The Holy Half last weekend was the first half marathon I had ever run. Actually, it was the first time I had ever run more than eight miles consecutively. I have always been a casual runner, jogging perhaps two to three miles twice a week, a little more when I’m procrastinating on work or have free time. I thought I would train for the Half and begin a regimen or schedule that gradually progressed to longer runs, but I didn’t. I signed up for the race thinking at some point I would be forced to start training merely out of fear and not wanting to waste the $40 entry fee. It turns out I severely underestimated my laziness, because there was absolutely no training. The week of the Half I got less sleep than normal and might have eaten crappier than my typical life is just a grand buffet lifestyle. The night before, I ate a bag of candy and stayed up until a little after 2 a.m.  

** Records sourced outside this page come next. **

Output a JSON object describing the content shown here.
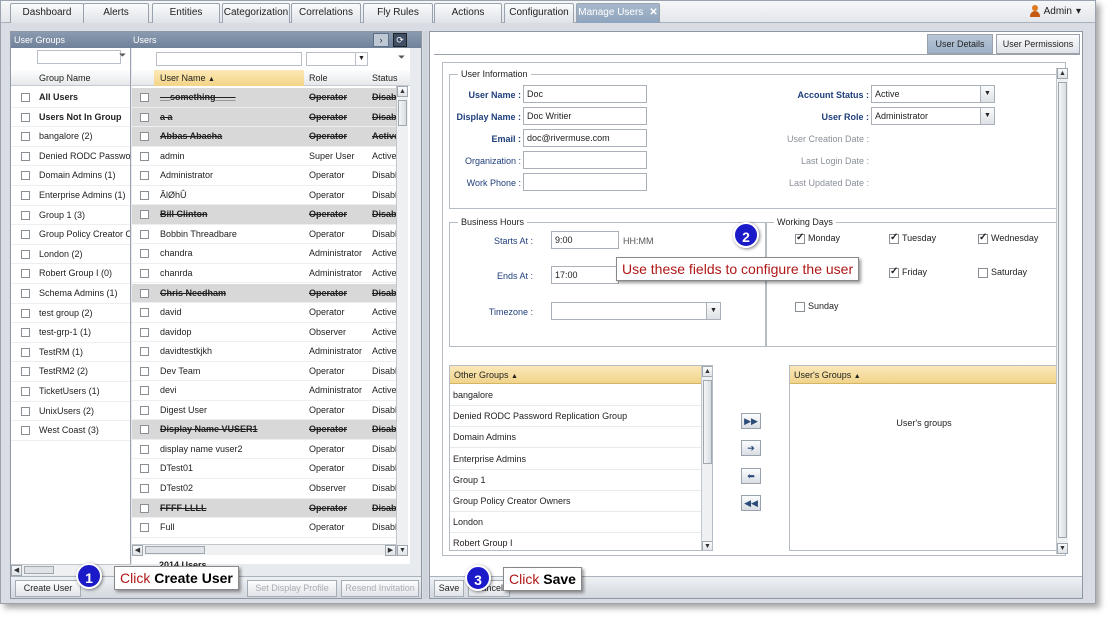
{
  "tabs": [
    {
      "label": "Dashboard"
    },
    {
      "label": "Alerts"
    },
    {
      "label": "Entities"
    },
    {
      "label": "Categorization"
    },
    {
      "label": "Correlations"
    },
    {
      "label": "Fly Rules"
    },
    {
      "label": "Actions"
    },
    {
      "label": "Configuration"
    },
    {
      "label": "Manage Users",
      "close": "✕"
    }
  ],
  "account": {
    "name": "Admin",
    "caret": "▾"
  },
  "left_header": {
    "groups_title": "User Groups",
    "users_title": "Users",
    "nav_icon": "›"
  },
  "groups": {
    "column": "Group Name",
    "items": [
      {
        "label": "All Users",
        "bold": true
      },
      {
        "label": "Users Not In Group",
        "bold": true
      },
      {
        "label": "bangalore (2)"
      },
      {
        "label": "Denied RODC Password Replication Group"
      },
      {
        "label": "Domain Admins (1)"
      },
      {
        "label": "Enterprise Admins (1)"
      },
      {
        "label": "Group 1 (3)"
      },
      {
        "label": "Group Policy Creator Owners"
      },
      {
        "label": "London (2)"
      },
      {
        "label": "Robert Group I (0)"
      },
      {
        "label": "Schema Admins (1)"
      },
      {
        "label": "test group (2)"
      },
      {
        "label": "test-grp-1 (1)"
      },
      {
        "label": "TestRM (1)"
      },
      {
        "label": "TestRM2 (2)"
      },
      {
        "label": "TicketUsers (1)"
      },
      {
        "label": "UnixUsers (2)"
      },
      {
        "label": "West Coast (3)"
      }
    ]
  },
  "users": {
    "columns": {
      "name": "User Name",
      "sort": "▲",
      "role": "Role",
      "status": "Status"
    },
    "rows": [
      {
        "name": "__something____",
        "role": "Operator",
        "status": "Disabled",
        "deleted": true
      },
      {
        "name": "a a",
        "role": "Operator",
        "status": "Disabled",
        "deleted": true
      },
      {
        "name": "Abbas Abacha",
        "role": "Operator",
        "status": "Active",
        "deleted": true
      },
      {
        "name": "admin",
        "role": "Super User",
        "status": "Active"
      },
      {
        "name": "Administrator",
        "role": "Operator",
        "status": "Disabled"
      },
      {
        "name": "ÂlØhÛ",
        "role": "Operator",
        "status": "Disabled"
      },
      {
        "name": "Bill Clinton",
        "role": "Operator",
        "status": "Disabled",
        "deleted": true
      },
      {
        "name": "Bobbin Threadbare",
        "role": "Operator",
        "status": "Disabled"
      },
      {
        "name": "chandra",
        "role": "Administrator",
        "status": "Active"
      },
      {
        "name": "chanrda",
        "role": "Administrator",
        "status": "Active"
      },
      {
        "name": "Chris Needham",
        "role": "Operator",
        "status": "Disabled",
        "deleted": true
      },
      {
        "name": "david",
        "role": "Operator",
        "status": "Active"
      },
      {
        "name": "davidop",
        "role": "Observer",
        "status": "Active"
      },
      {
        "name": "davidtestkjkh",
        "role": "Administrator",
        "status": "Active"
      },
      {
        "name": "Dev Team",
        "role": "Operator",
        "status": "Disabled"
      },
      {
        "name": "devi",
        "role": "Administrator",
        "status": "Active"
      },
      {
        "name": "Digest User",
        "role": "Operator",
        "status": "Disabled"
      },
      {
        "name": "Display Name VUSER1",
        "role": "Operator",
        "status": "Disabled",
        "deleted": true
      },
      {
        "name": "display name vuser2",
        "role": "Operator",
        "status": "Disabled"
      },
      {
        "name": "DTest01",
        "role": "Operator",
        "status": "Disabled"
      },
      {
        "name": "DTest02",
        "role": "Observer",
        "status": "Disabled"
      },
      {
        "name": "FFFF LLLL",
        "role": "Operator",
        "status": "Disabled",
        "deleted": true
      },
      {
        "name": "Full",
        "role": "Operator",
        "status": "Disabled"
      }
    ],
    "count": "2014 Users"
  },
  "left_buttons": {
    "create": "Create User",
    "set_display": "Set Display Profile",
    "resend": "Resend Invitation"
  },
  "right_tabs": {
    "details": "User Details",
    "permissions": "User Permissions"
  },
  "user_info": {
    "legend": "User Information",
    "user_name_label": "User Name :",
    "user_name": "Doc",
    "display_name_label": "Display Name :",
    "display_name": "Doc Writier",
    "email_label": "Email :",
    "email": "doc@rivermuse.com",
    "organization_label": "Organization :",
    "organization": "",
    "work_phone_label": "Work Phone :",
    "work_phone": "",
    "account_status_label": "Account Status :",
    "account_status": "Active",
    "user_role_label": "User Role :",
    "user_role": "Administrator",
    "creation_label": "User Creation Date :",
    "last_login_label": "Last Login Date :",
    "last_updated_label": "Last Updated Date :"
  },
  "business_hours": {
    "legend": "Business Hours",
    "starts_label": "Starts At :",
    "starts": "9:00",
    "format": "HH:MM",
    "ends_label": "Ends At :",
    "ends": "17:00",
    "timezone_label": "Timezone :",
    "timezone": ""
  },
  "working_days": {
    "legend": "Working Days",
    "days": [
      {
        "label": "Monday",
        "checked": true
      },
      {
        "label": "Tuesday",
        "checked": true
      },
      {
        "label": "Wednesday",
        "checked": true
      },
      {
        "label": "Friday",
        "checked": true
      },
      {
        "label": "Saturday",
        "checked": false
      },
      {
        "label": "Sunday",
        "checked": false
      }
    ]
  },
  "other_groups": {
    "title": "Other Groups",
    "sort": "▲",
    "items": [
      "bangalore",
      "Denied RODC Password Replication Group",
      "Domain Admins",
      "Enterprise Admins",
      "Group 1",
      "Group Policy Creator Owners",
      "London",
      "Robert Group I"
    ]
  },
  "users_groups": {
    "title": "User's Groups",
    "sort": "▲",
    "empty": "User's groups"
  },
  "move_buttons": [
    "▶▶",
    "➔",
    "⬅",
    "◀◀"
  ],
  "right_buttons": {
    "save": "Save",
    "cancel": "Cancel"
  },
  "callouts": {
    "c1_num": "1",
    "c1_pre": "Click ",
    "c1_bold": "Create User",
    "c2_num": "2",
    "c2_text": "Use these fields to configure the user",
    "c3_num": "3",
    "c3_pre": "Click ",
    "c3_bold": "Save"
  },
  "colors": {
    "accent": "#1a1ac8",
    "callout_text": "#b01818",
    "header": "#7a8ca3",
    "list_header": "#f1d48c"
  }
}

My thought process going into the race was simply to go run for as long as I wanted to, listen to some good music, and walk when I felt like it. I woke up at 7 a.m., ate a banana, responded to some emails, compiled a 51-song playlist, got dressed and rolled out to the start line at about 8:50 a.m. The race started at 9:00 a.m. and at 9:02 I started running (no one ever tells you how long it takes for people at the end of the pack to get moving). The first mile of the race is a bit frustrating because everyone is still so packed together it’s impossible to set your own pace.  

And then I settled in. Normally when I go for a casual jog, I know it will not be very long and that I can stop whenever I get tired, so I run at a comfortable, but still slightly challenging 8:30-minute-mile pace. Because I knew there were 13 long miles ahead of me, I went for a leisurely pace between 9:00 and 9:30 miles and coasted.

It was at about mile six that I realized I would finish the whole thing without stopping or walking at all. I had a really fun time and finished the race in around two hours.

For any other lazy people out there wondering if they should or should not run a half marathon, I will break down my takeaways from the Holy Half and offer some advice.

Why do you want to run 13.1 miles? If it’s a health goal, then forget it. Running long distances is not really that healthy, especially for women. You are way better off running a 5K at a faster clip than any long slow distance. Running a half marathon makes sense if you’re giving yourself something to train for, meaning you’ll run more regularly for the months before the half.  

Can you entertain yourself for a really long time? For me, the hardest part of the half was entertaining myself for two straight hours. I got really bored. Thankfully, I had a great playlist with lots of fun music to keep me going, but without that, forget it! If you are not a music-while-running person, definitely run with a buddy.

Do you want to give up an entire day and be sore for the following couple days? No one told me how tired I would be afterward. I had planned on doing so much with my Saturday, but the day was basically shot after the race. I napped twice involuntarily, ate a ton of food and fell asleep really early. Not to mention, my calves, arches and ankles have ached ever since the race.

If none of the above bullet points have deterred you from running, then by all means, run! I am really happy I did run the Holy Half. I genuinely enjoyed myself and am one step closer to running an actual marathon!  

Contact Emilie Terhaar at eterhaar@nd.edu